What are the challenges of predictive maintenance?
One challenge is to create maximum leverage with minimum effort. Another challenge – a technological one – is to use the networks of the system in such a way that the data required for the predictive maintenance software can be transmitted. The feedback loops are the third challenge. If problems occur in the conveyor system, the on-site technicians must report them. As a manufacturer, you have to develop intelligent methods so that feedback is both output immediately and suitable for automated evaluation.
How do you guarantee this?
If you want to be able to train the algorithms, you have to know exactly when a maintenance task was performed and what exactly it consisted of. Otherwise, the system will believe that an improvement has come about on its own. But this report must not consist of text freely written by the technician. It must consist of standardised responses from a drop-down menu because you need machine-readable data if you want to be able to train the machine learning system. At the same time, the feedback loop has to be operated quickly and easily so that the maintenance technician can provide the feedback swiftly.
For which modules does TGW develop predictive maintenance?
Condition monitoring is already available for the Rovolution picking robot. At the same time, we are developing a specific cloud solution for data acquisition and processing. The idea is that all data – from mechatronics to IT – are to be recorded in future. Of course, this process will comply with the GDPR and data security. We record the data of multiple customers. This comes with the advantage that a new customer will benefit from the data of existing customers and receive advice from the software on what to do in order to optimise their system.
The digital twin is the outcome of this process. You can either use the replay mode to analyse what has happened or you can view in real time what is happening right now. An additional step allows you to look into the future and make predictions.
How will demand for solutions from the area of predictive maintenance develop?
The topic is popular right now. I assume that within five or ten years all systems sold will provide this service. Even now, it has become standard that large individual machines are equipped with a vibration sensor. In material handling systems interlinked over a large geographical area, various strategies are still in use.
Do customers see the benefit, and are they willing to pay for such services?
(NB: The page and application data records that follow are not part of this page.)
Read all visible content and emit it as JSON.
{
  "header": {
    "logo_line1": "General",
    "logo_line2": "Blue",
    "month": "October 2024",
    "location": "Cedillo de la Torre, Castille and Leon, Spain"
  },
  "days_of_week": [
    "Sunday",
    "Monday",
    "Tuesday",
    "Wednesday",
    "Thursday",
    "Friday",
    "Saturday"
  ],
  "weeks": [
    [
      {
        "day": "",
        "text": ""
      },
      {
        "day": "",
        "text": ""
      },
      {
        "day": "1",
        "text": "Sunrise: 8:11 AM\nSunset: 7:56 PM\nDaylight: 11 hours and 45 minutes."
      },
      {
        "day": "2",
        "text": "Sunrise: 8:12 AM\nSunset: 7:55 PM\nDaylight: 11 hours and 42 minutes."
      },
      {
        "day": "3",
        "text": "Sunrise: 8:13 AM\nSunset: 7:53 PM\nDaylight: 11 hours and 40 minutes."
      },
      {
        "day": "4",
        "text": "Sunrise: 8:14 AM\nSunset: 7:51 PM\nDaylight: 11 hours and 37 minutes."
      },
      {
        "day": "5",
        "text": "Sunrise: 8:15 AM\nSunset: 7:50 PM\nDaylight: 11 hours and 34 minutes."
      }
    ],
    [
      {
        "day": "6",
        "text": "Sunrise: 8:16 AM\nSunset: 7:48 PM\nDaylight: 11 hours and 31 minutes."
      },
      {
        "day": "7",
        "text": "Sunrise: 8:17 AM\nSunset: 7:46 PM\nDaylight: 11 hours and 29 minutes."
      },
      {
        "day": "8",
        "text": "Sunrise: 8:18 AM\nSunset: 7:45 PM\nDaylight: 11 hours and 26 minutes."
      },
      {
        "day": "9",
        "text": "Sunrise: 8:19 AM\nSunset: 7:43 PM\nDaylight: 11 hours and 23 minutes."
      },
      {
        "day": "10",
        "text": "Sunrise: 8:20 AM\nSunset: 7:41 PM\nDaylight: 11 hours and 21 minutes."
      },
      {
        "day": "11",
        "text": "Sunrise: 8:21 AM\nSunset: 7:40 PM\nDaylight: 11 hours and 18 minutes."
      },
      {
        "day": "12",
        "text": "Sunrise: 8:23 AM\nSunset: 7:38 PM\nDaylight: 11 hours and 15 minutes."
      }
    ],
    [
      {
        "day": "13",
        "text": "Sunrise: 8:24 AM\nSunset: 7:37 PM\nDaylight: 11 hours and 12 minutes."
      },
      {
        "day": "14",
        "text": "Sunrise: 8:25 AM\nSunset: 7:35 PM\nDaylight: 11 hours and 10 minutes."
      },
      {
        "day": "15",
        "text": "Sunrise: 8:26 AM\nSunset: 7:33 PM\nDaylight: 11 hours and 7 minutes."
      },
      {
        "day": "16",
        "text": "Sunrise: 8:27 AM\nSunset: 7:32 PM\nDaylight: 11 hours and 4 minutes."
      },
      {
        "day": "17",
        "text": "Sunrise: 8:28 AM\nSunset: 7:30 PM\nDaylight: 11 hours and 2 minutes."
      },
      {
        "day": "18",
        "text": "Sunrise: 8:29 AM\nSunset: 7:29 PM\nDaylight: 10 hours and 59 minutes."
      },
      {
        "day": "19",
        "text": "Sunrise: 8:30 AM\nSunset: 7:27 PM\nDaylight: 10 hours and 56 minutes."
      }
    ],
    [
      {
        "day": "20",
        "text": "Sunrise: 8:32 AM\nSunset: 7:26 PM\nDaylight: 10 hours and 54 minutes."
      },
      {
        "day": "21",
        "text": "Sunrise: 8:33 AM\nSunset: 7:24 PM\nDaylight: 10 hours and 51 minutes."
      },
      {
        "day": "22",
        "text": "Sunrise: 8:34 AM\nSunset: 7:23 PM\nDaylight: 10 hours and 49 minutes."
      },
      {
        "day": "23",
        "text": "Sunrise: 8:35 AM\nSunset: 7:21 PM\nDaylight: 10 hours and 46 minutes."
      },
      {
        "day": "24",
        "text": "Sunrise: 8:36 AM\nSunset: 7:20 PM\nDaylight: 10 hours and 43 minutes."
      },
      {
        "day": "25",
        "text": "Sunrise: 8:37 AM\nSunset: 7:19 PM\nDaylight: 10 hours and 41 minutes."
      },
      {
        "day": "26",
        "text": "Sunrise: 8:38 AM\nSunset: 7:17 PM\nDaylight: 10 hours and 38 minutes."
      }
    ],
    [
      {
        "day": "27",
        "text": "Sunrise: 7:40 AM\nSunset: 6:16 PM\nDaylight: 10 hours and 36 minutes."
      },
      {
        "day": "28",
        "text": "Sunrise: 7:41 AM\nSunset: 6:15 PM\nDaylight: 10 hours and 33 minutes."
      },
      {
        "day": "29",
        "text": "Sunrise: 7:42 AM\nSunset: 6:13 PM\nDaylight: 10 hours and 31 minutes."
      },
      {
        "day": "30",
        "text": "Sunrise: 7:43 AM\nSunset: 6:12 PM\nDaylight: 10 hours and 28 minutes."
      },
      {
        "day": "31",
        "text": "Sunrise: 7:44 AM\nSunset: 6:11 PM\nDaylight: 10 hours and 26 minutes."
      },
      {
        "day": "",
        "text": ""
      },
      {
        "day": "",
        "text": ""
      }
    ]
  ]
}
I believe that in the long term, the business models behind maintenance contracts will change. The new tools and services offer advantages for customers – and these advantages will ultimately be visible in the Total Cost of Ownership (TCO). Accordingly, we will also adapt our business models.
Mr Beinhofer, thank you for the interview!